in another case it was held that if a mortgagor had a loss number of articles than the number conveyed, that the conveyance would pass all he had; if he had a greater number, then it would be void for uncertainty.

*643In the present case there is no issue of fact as to whether Brown & Dillon owned at the time other property of the description conveyed; whether he had more than seventeen horses or three mules, or more than the number of other articles conveyed. The return of the officer on the attachment is no evidence of what property was owned by said parties at the date of the deed of trust; nor is it averred that the property in controversy was not, in fact, the property conveyed. There is no proof on the subject. We infer from the decree that there has been a sale by the trustee. The decree of the chancellor is in general terms that the deed of trust gave to Caldwell & Hays a lien on the fund realized by Glass from a sale of the property under the deed. Whether he has sold the same or different property has.not been shown. There is at least no- error on the face of the decree, unless we hold, as argued, that the deed is void on its face. But we hold that it is not. While it may be looked to as evidence of fraud, yet parol proof may be heard to show that the property in controversy was the property conveyed as in the case of Barker v. Wheelip.

We think there is no fraud in this deed, and the provision for future advances was not objectionable, if free from fraud.. See IVIcGavock v. Deery, 1 Cold., 265.

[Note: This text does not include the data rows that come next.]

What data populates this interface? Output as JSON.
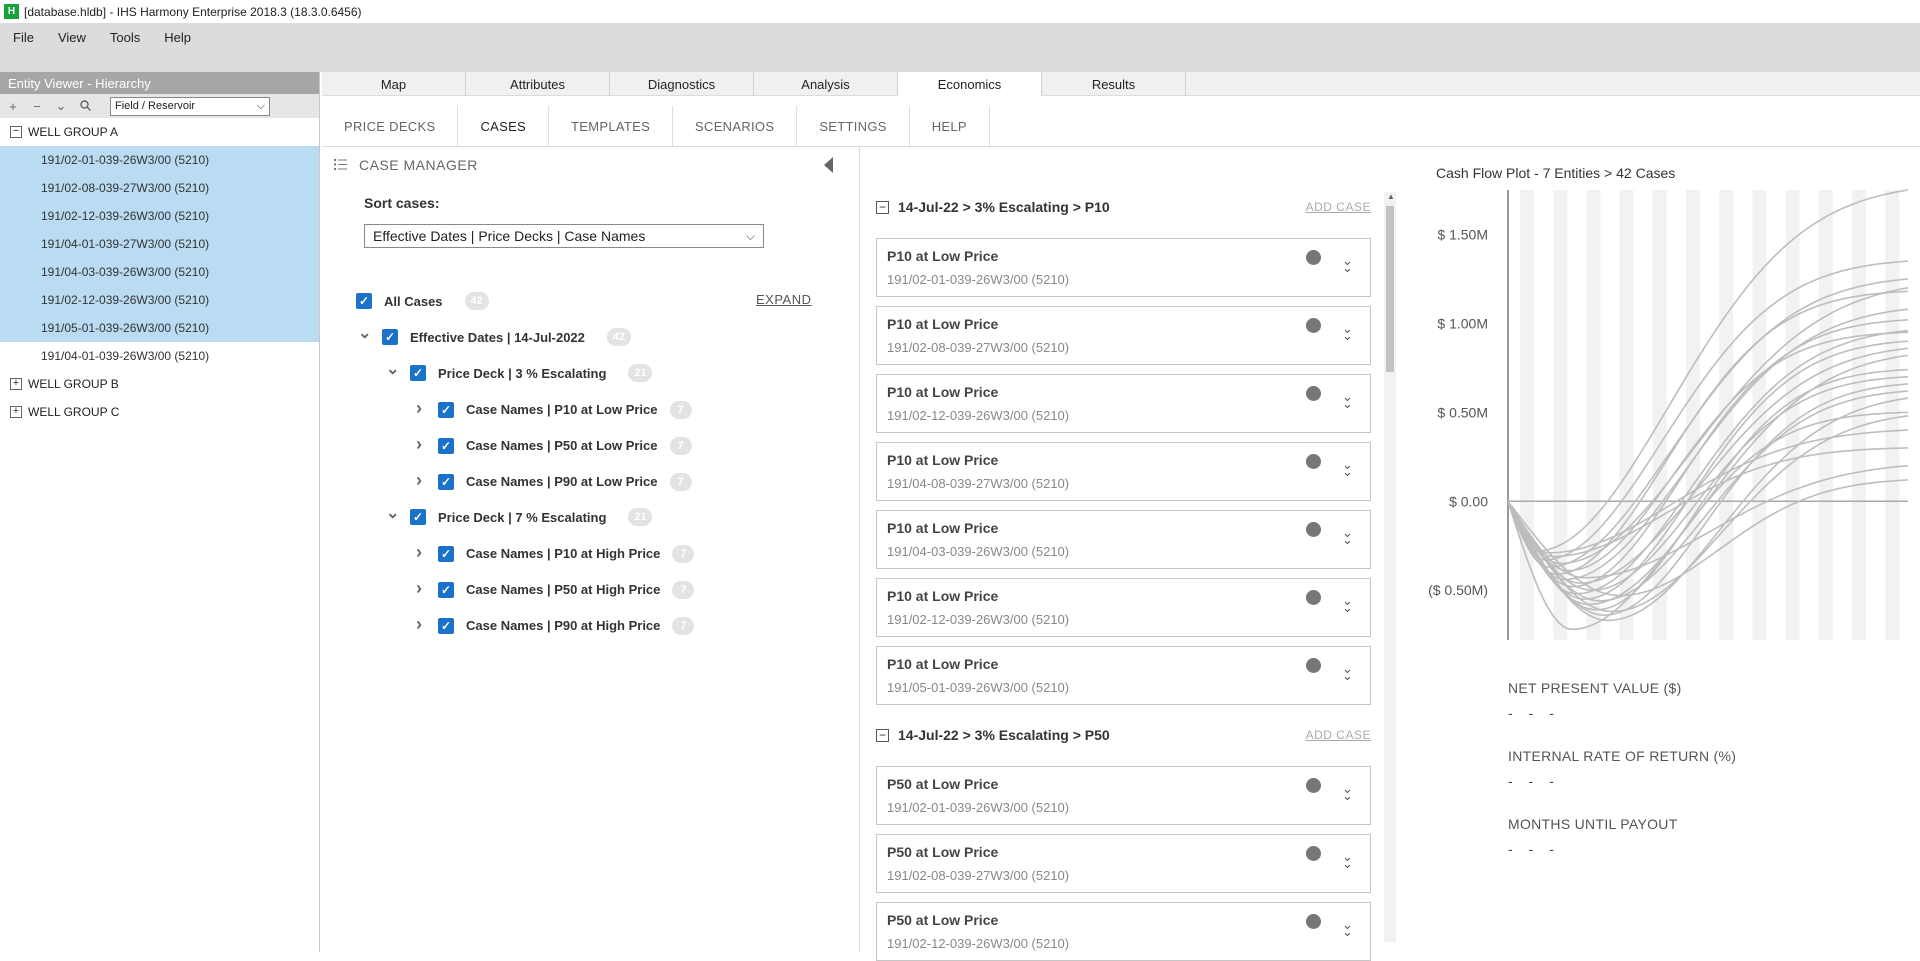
{
  "window": {
    "title": "[database.hldb] - IHS Harmony Enterprise 2018.3 (18.3.0.6456)",
    "app_icon": "H"
  },
  "menu": [
    "File",
    "View",
    "Tools",
    "Help"
  ],
  "entity_viewer": {
    "title": "Entity Viewer - Hierarchy",
    "filter_value": "Field / Reservoir",
    "groups": [
      {
        "label": "WELL GROUP A",
        "expanded": true,
        "items": [
          {
            "label": "191/02-01-039-26W3/00 (5210)",
            "selected": true
          },
          {
            "label": "191/02-08-039-27W3/00 (5210)",
            "selected": true
          },
          {
            "label": "191/02-12-039-26W3/00 (5210)",
            "selected": true
          },
          {
            "label": "191/04-01-039-27W3/00 (5210)",
            "selected": true
          },
          {
            "label": "191/04-03-039-26W3/00 (5210)",
            "selected": true
          },
          {
            "label": "191/02-12-039-26W3/00 (5210)",
            "selected": true
          },
          {
            "label": "191/05-01-039-26W3/00 (5210)",
            "selected": true
          },
          {
            "label": "191/04-01-039-26W3/00 (5210)",
            "selected": false
          }
        ]
      },
      {
        "label": "WELL GROUP B",
        "expanded": false,
        "items": []
      },
      {
        "label": "WELL GROUP C",
        "expanded": false,
        "items": []
      }
    ]
  },
  "main_tabs": [
    "Map",
    "Attributes",
    "Diagnostics",
    "Analysis",
    "Economics",
    "Results"
  ],
  "active_main_tab": "Economics",
  "sub_tabs": [
    "PRICE DECKS",
    "CASES",
    "TEMPLATES",
    "SCENARIOS",
    "SETTINGS",
    "HELP"
  ],
  "active_sub_tab": "CASES",
  "case_manager": {
    "title": "CASE MANAGER",
    "sort_label": "Sort cases:",
    "sort_value": "Effective Dates | Price Decks | Case Names",
    "expand_label": "EXPAND",
    "all_cases": {
      "label": "All Cases",
      "count": "42"
    },
    "effective_date": {
      "label": "Effective Dates  |  14-Jul-2022",
      "count": "42"
    },
    "price_decks": [
      {
        "label": "Price Deck  |  3 % Escalating",
        "count": "21",
        "cases": [
          {
            "label": "Case Names  |  P10 at Low Price",
            "count": "7"
          },
          {
            "label": "Case Names  |  P50 at Low Price",
            "count": "7"
          },
          {
            "label": "Case Names  |  P90 at Low Price",
            "count": "7"
          }
        ]
      },
      {
        "label": "Price Deck  |  7 % Escalating",
        "count": "21",
        "cases": [
          {
            "label": "Case Names  |  P10 at High Price",
            "count": "7"
          },
          {
            "label": "Case Names  |  P50 at High Price",
            "count": "7"
          },
          {
            "label": "Case Names  |  P90 at High Price",
            "count": "7"
          }
        ]
      }
    ]
  },
  "case_groups": [
    {
      "header": "14-Jul-22 > 3% Escalating > P10",
      "add_label": "ADD CASE",
      "cases": [
        {
          "name": "P10 at Low Price",
          "well": "191/02-01-039-26W3/00 (5210)"
        },
        {
          "name": "P10 at Low Price",
          "well": "191/02-08-039-27W3/00 (5210)"
        },
        {
          "name": "P10 at Low Price",
          "well": "191/02-12-039-26W3/00 (5210)"
        },
        {
          "name": "P10 at Low Price",
          "well": "191/04-08-039-27W3/00 (5210)"
        },
        {
          "name": "P10 at Low Price",
          "well": "191/04-03-039-26W3/00 (5210)"
        },
        {
          "name": "P10 at Low Price",
          "well": "191/02-12-039-26W3/00 (5210)"
        },
        {
          "name": "P10 at Low Price",
          "well": "191/05-01-039-26W3/00 (5210)"
        }
      ]
    },
    {
      "header": "14-Jul-22 > 3% Escalating > P50",
      "add_label": "ADD CASE",
      "cases": [
        {
          "name": "P50 at Low Price",
          "well": "191/02-01-039-26W3/00 (5210)"
        },
        {
          "name": "P50 at Low Price",
          "well": "191/02-08-039-27W3/00 (5210)"
        },
        {
          "name": "P50 at Low Price",
          "well": "191/02-12-039-26W3/00 (5210)"
        }
      ]
    }
  ],
  "chart_data": {
    "type": "line",
    "title": "Cash Flow Plot - 7 Entities  >  42 Cases",
    "y_ticks": [
      "$ 1.50M",
      "$ 1.00M",
      "$ 0.50M",
      "$ 0.00",
      "($ 0.50M)"
    ],
    "y_tick_values": [
      1.5,
      1.0,
      0.5,
      0.0,
      -0.5
    ],
    "ylim": [
      -0.78,
      1.75
    ],
    "xlim": [
      0,
      1
    ],
    "series_minimums": [
      -0.28,
      -0.33,
      -0.37,
      -0.41,
      -0.44,
      -0.48,
      -0.52,
      -0.55,
      -0.58,
      -0.61,
      -0.64,
      -0.67,
      -0.72,
      -0.29,
      -0.35,
      -0.39,
      -0.46,
      -0.5,
      -0.56,
      -0.62,
      -0.31,
      -0.43,
      -0.53
    ],
    "series_minimum_positions": [
      0.07,
      0.09,
      0.1,
      0.12,
      0.14,
      0.16,
      0.17,
      0.19,
      0.2,
      0.22,
      0.24,
      0.25,
      0.16,
      0.1,
      0.13,
      0.15,
      0.18,
      0.21,
      0.23,
      0.26,
      0.11,
      0.19,
      0.28
    ],
    "series_end_values": [
      1.75,
      1.35,
      1.25,
      1.18,
      1.08,
      1.02,
      0.96,
      0.9,
      0.82,
      0.74,
      0.66,
      0.58,
      0.5,
      0.4,
      1.2,
      0.95,
      0.86,
      0.7,
      0.62,
      0.48,
      0.3,
      0.2,
      0.12
    ],
    "series_ramp_rates": [
      2.8,
      3.4,
      3.1,
      3.7,
      2.9,
      3.5,
      3.0,
      3.3,
      2.7,
      3.6,
      3.2,
      2.6,
      3.9,
      3.0,
      2.5,
      3.8,
      2.8,
      3.4,
      3.1,
      2.6,
      3.5,
      2.4,
      3.0
    ]
  },
  "metrics": [
    {
      "label": "NET PRESENT VALUE ($)",
      "value": "- - -"
    },
    {
      "label": "INTERNAL RATE OF RETURN (%)",
      "value": "- - -"
    },
    {
      "label": "MONTHS UNTIL PAYOUT",
      "value": "- - -"
    }
  ]
}
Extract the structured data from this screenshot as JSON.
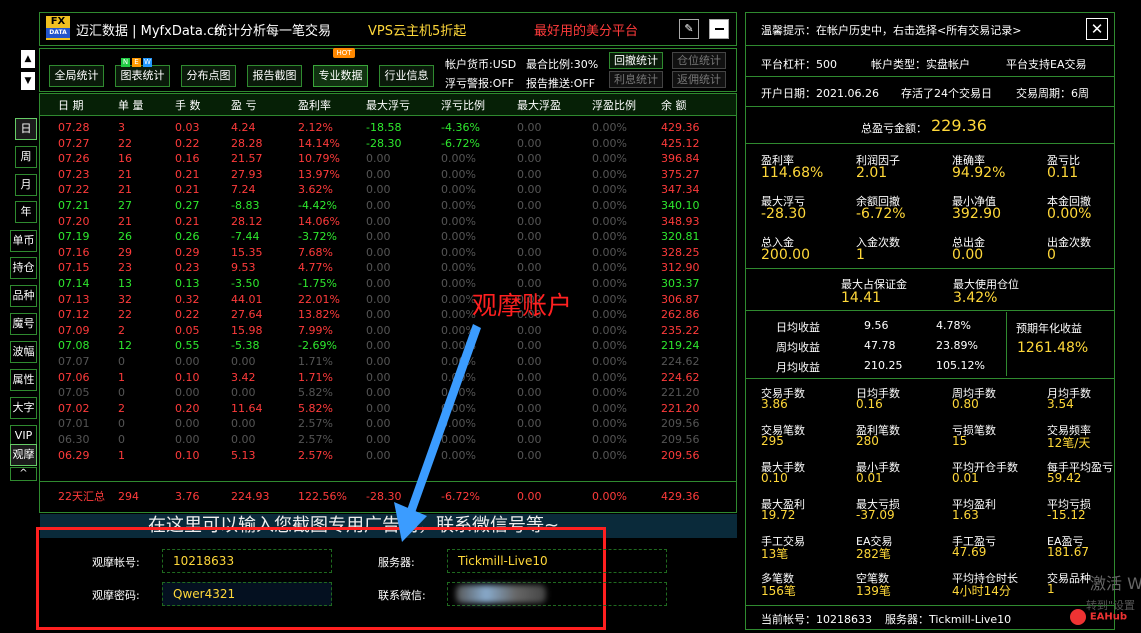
{
  "title": {
    "logo_top": "FX",
    "logo_bottom": "DATA",
    "name": "迈汇数据 | MyfxData.cn",
    "slogan": "统计分析每一笔交易",
    "promo1": "VPS云主机5折起",
    "promo2": "最好用的美分平台",
    "hot": "HOT",
    "new_letters": [
      "N",
      "E",
      "W"
    ]
  },
  "toolbar": {
    "buttons": [
      "全局统计",
      "图表统计",
      "分布点图",
      "报告截图",
      "专业数据",
      "行业信息"
    ],
    "info": [
      "帐户货币:USD",
      "最合比例:30%",
      "浮亏警报:OFF",
      "报告推送:OFF"
    ],
    "right_buttons": [
      "回撤统计",
      "仓位统计",
      "利息统计",
      "返佣统计"
    ]
  },
  "sidebar": {
    "period": [
      "日",
      "周",
      "月",
      "年"
    ],
    "tools": [
      "单币",
      "持仓",
      "品种",
      "魔号",
      "波幅",
      "属性",
      "大字",
      "VIP",
      "观摩"
    ]
  },
  "table": {
    "headers": [
      "日 期",
      "单 量",
      "手 数",
      "盈 亏",
      "盈利率",
      "最大浮亏",
      "浮亏比例",
      "最大浮盈",
      "浮盈比例",
      "余 额"
    ],
    "rows": [
      [
        "07.28",
        "3",
        "0.03",
        "4.24",
        "2.12%",
        "-18.58",
        "-4.36%",
        "0.00",
        "0.00%",
        "429.36",
        "r"
      ],
      [
        "07.27",
        "22",
        "0.22",
        "28.28",
        "14.14%",
        "-28.30",
        "-6.72%",
        "0.00",
        "0.00%",
        "425.12",
        "r"
      ],
      [
        "07.26",
        "16",
        "0.16",
        "21.57",
        "10.79%",
        "0.00",
        "0.00%",
        "0.00",
        "0.00%",
        "396.84",
        "r"
      ],
      [
        "07.23",
        "21",
        "0.21",
        "27.93",
        "13.97%",
        "0.00",
        "0.00%",
        "0.00",
        "0.00%",
        "375.27",
        "r"
      ],
      [
        "07.22",
        "21",
        "0.21",
        "7.24",
        "3.62%",
        "0.00",
        "0.00%",
        "0.00",
        "0.00%",
        "347.34",
        "r"
      ],
      [
        "07.21",
        "27",
        "0.27",
        "-8.83",
        "-4.42%",
        "0.00",
        "0.00%",
        "0.00",
        "0.00%",
        "340.10",
        "g"
      ],
      [
        "07.20",
        "21",
        "0.21",
        "28.12",
        "14.06%",
        "0.00",
        "0.00%",
        "0.00",
        "0.00%",
        "348.93",
        "r"
      ],
      [
        "07.19",
        "26",
        "0.26",
        "-7.44",
        "-3.72%",
        "0.00",
        "0.00%",
        "0.00",
        "0.00%",
        "320.81",
        "g"
      ],
      [
        "07.16",
        "29",
        "0.29",
        "15.35",
        "7.68%",
        "0.00",
        "0.00%",
        "0.00",
        "0.00%",
        "328.25",
        "r"
      ],
      [
        "07.15",
        "23",
        "0.23",
        "9.53",
        "4.77%",
        "0.00",
        "0.00%",
        "0.00",
        "0.00%",
        "312.90",
        "r"
      ],
      [
        "07.14",
        "13",
        "0.13",
        "-3.50",
        "-1.75%",
        "0.00",
        "0.00%",
        "0.00",
        "0.00%",
        "303.37",
        "g"
      ],
      [
        "07.13",
        "32",
        "0.32",
        "44.01",
        "22.01%",
        "0.00",
        "0.00%",
        "0.00",
        "0.00%",
        "306.87",
        "r"
      ],
      [
        "07.12",
        "22",
        "0.22",
        "27.64",
        "13.82%",
        "0.00",
        "0.00%",
        "0.00",
        "0.00%",
        "262.86",
        "r"
      ],
      [
        "07.09",
        "2",
        "0.05",
        "15.98",
        "7.99%",
        "0.00",
        "0.00%",
        "0.00",
        "0.00%",
        "235.22",
        "r"
      ],
      [
        "07.08",
        "12",
        "0.55",
        "-5.38",
        "-2.69%",
        "0.00",
        "0.00%",
        "0.00",
        "0.00%",
        "219.24",
        "g"
      ],
      [
        "07.07",
        "0",
        "0.00",
        "0.00",
        "1.71%",
        "0.00",
        "0.00%",
        "0.00",
        "0.00%",
        "224.62",
        "x"
      ],
      [
        "07.06",
        "1",
        "0.10",
        "3.42",
        "1.71%",
        "0.00",
        "0.00%",
        "0.00",
        "0.00%",
        "224.62",
        "r"
      ],
      [
        "07.05",
        "0",
        "0.00",
        "0.00",
        "5.82%",
        "0.00",
        "0.00%",
        "0.00",
        "0.00%",
        "221.20",
        "x"
      ],
      [
        "07.02",
        "2",
        "0.20",
        "11.64",
        "5.82%",
        "0.00",
        "0.00%",
        "0.00",
        "0.00%",
        "221.20",
        "r"
      ],
      [
        "07.01",
        "0",
        "0.00",
        "0.00",
        "2.57%",
        "0.00",
        "0.00%",
        "0.00",
        "0.00%",
        "209.56",
        "x"
      ],
      [
        "06.30",
        "0",
        "0.00",
        "0.00",
        "2.57%",
        "0.00",
        "0.00%",
        "0.00",
        "0.00%",
        "209.56",
        "x"
      ],
      [
        "06.29",
        "1",
        "0.10",
        "5.13",
        "2.57%",
        "0.00",
        "0.00%",
        "0.00",
        "0.00%",
        "209.56",
        "r"
      ]
    ],
    "summary": [
      "22天汇总",
      "294",
      "3.76",
      "224.93",
      "122.56%",
      "-28.30",
      "-6.72%",
      "0.00",
      "0.00%",
      "429.36"
    ]
  },
  "overlay": {
    "annotation": "观摩账户",
    "banner": "在这里可以输入您截图专用广告词，联系微信号等~"
  },
  "credentials": {
    "account_label": "观摩帐号:",
    "account": "10218633",
    "password_label": "观摩密码:",
    "password": "Qwer4321",
    "server_label": "服务器:",
    "server": "Tickmill-Live10",
    "wechat_label": "联系微信:"
  },
  "right": {
    "tip": "温馨提示：在帐户历史中，右击选择<所有交易记录>",
    "info": [
      "平台杠杆：500",
      "帐户类型：实盘帐户",
      "平台支持EA交易",
      "开户日期：2021.06.26",
      "存活了24个交易日",
      "交易周期：6周"
    ],
    "total_label": "总盈亏金额：",
    "total": "229.36",
    "grid1": [
      [
        "盈利率",
        "114.68%"
      ],
      [
        "利润因子",
        "2.01"
      ],
      [
        "准确率",
        "94.92%"
      ],
      [
        "盈亏比",
        "0.11"
      ],
      [
        "最大浮亏",
        "-28.30"
      ],
      [
        "余额回撤",
        "-6.72%"
      ],
      [
        "最小净值",
        "392.90"
      ],
      [
        "本金回撤",
        "0.00%"
      ],
      [
        "总入金",
        "200.00"
      ],
      [
        "入金次数",
        "1"
      ],
      [
        "总出金",
        "0.00"
      ],
      [
        "出金次数",
        "0"
      ]
    ],
    "margin": [
      [
        "最大占保证金",
        "14.41"
      ],
      [
        "最大使用仓位",
        "3.42%"
      ]
    ],
    "daily": [
      [
        "日均收益",
        "9.56",
        "4.78%"
      ],
      [
        "周均收益",
        "47.78",
        "23.89%"
      ],
      [
        "月均收益",
        "210.25",
        "105.12%"
      ]
    ],
    "annual_label": "预期年化收益",
    "annual": "1261.48%",
    "grid2": [
      [
        "交易手数",
        "3.86"
      ],
      [
        "日均手数",
        "0.16"
      ],
      [
        "周均手数",
        "0.80"
      ],
      [
        "月均手数",
        "3.54"
      ],
      [
        "交易笔数",
        "295"
      ],
      [
        "盈利笔数",
        "280"
      ],
      [
        "亏损笔数",
        "15"
      ],
      [
        "交易频率",
        "12笔/天"
      ],
      [
        "最大手数",
        "0.10"
      ],
      [
        "最小手数",
        "0.01"
      ],
      [
        "平均开仓手数",
        "0.01"
      ],
      [
        "每手平均盈亏",
        "59.42"
      ],
      [
        "最大盈利",
        "19.72"
      ],
      [
        "最大亏损",
        "-37.09"
      ],
      [
        "平均盈利",
        "1.63"
      ],
      [
        "平均亏损",
        "-15.12"
      ],
      [
        "手工交易",
        "13笔"
      ],
      [
        "EA交易",
        "282笔"
      ],
      [
        "手工盈亏",
        "47.69"
      ],
      [
        "EA盈亏",
        "181.67"
      ],
      [
        "多笔数",
        "156笔"
      ],
      [
        "空笔数",
        "139笔"
      ],
      [
        "平均持仓时长",
        "4小时14分"
      ],
      [
        "交易品种",
        "1"
      ]
    ],
    "footer": [
      "当前帐号：10218633",
      "服务器：Tickmill-Live10"
    ],
    "watermark": "激活 W",
    "watermark2": "转到\"设置",
    "eahub": "EAHub"
  },
  "colors": {
    "red": "#ff3b3b",
    "green": "#2ee82e",
    "yellow": "#ffd83a",
    "border": "#2f8a2f"
  }
}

Affirm the decree with costs, and remand the cause xo be proceeded with.